*** WORKING DATA ***

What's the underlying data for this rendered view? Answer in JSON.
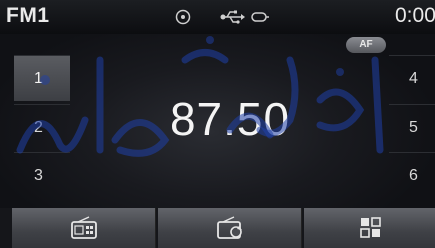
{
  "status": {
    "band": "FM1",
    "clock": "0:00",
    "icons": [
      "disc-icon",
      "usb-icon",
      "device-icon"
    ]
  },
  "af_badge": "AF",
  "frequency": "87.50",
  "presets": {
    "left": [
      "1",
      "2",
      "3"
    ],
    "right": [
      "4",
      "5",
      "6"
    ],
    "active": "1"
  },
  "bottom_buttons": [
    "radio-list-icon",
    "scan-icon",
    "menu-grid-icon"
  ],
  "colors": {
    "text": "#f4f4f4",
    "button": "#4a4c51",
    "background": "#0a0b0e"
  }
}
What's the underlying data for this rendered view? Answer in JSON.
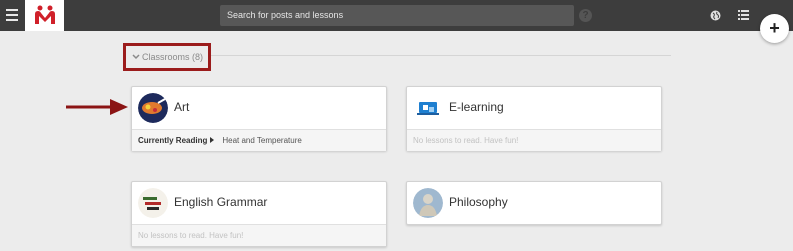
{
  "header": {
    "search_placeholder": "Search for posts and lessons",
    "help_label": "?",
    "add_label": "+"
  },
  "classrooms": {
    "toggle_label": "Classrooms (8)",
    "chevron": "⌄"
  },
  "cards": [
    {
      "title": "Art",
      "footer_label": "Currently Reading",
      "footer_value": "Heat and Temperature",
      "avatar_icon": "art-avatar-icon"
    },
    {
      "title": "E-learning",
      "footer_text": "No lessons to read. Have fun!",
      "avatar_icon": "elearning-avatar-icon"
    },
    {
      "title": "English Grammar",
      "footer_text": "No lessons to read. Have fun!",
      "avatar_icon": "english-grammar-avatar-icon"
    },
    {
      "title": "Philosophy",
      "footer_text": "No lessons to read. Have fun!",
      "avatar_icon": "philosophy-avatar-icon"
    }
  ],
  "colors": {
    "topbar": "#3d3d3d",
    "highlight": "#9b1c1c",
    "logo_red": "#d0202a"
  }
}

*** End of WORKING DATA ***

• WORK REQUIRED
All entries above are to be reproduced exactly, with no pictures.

• TASK ANSWER
What's the underlying data for this rendered view? Answer in JSON.
{
  "status": {
    "band": "FM1",
    "clock": "0:00",
    "icons": [
      "disc-icon",
      "usb-icon",
      "device-icon"
    ]
  },
  "af_badge": "AF",
  "frequency": "87.50",
  "presets": {
    "left": [
      "1",
      "2",
      "3"
    ],
    "right": [
      "4",
      "5",
      "6"
    ],
    "active": "1"
  },
  "bottom_buttons": [
    "radio-list-icon",
    "scan-icon",
    "menu-grid-icon"
  ],
  "colors": {
    "text": "#f4f4f4",
    "button": "#4a4c51",
    "background": "#0a0b0e"
  }
}
What's the underlying data for this rendered view? Answer in JSON.
{
  "header": {
    "search_placeholder": "Search for posts and lessons",
    "help_label": "?",
    "add_label": "+"
  },
  "classrooms": {
    "toggle_label": "Classrooms (8)",
    "chevron": "⌄"
  },
  "cards": [
    {
      "title": "Art",
      "footer_label": "Currently Reading",
      "footer_value": "Heat and Temperature",
      "avatar_icon": "art-avatar-icon"
    },
    {
      "title": "E-learning",
      "footer_text": "No lessons to read. Have fun!",
      "avatar_icon": "elearning-avatar-icon"
    },
    {
      "title": "English Grammar",
      "footer_text": "No lessons to read. Have fun!",
      "avatar_icon": "english-grammar-avatar-icon"
    },
    {
      "title": "Philosophy",
      "footer_text": "No lessons to read. Have fun!",
      "avatar_icon": "philosophy-avatar-icon"
    }
  ],
  "colors": {
    "topbar": "#3d3d3d",
    "highlight": "#9b1c1c",
    "logo_red": "#d0202a"
  }
}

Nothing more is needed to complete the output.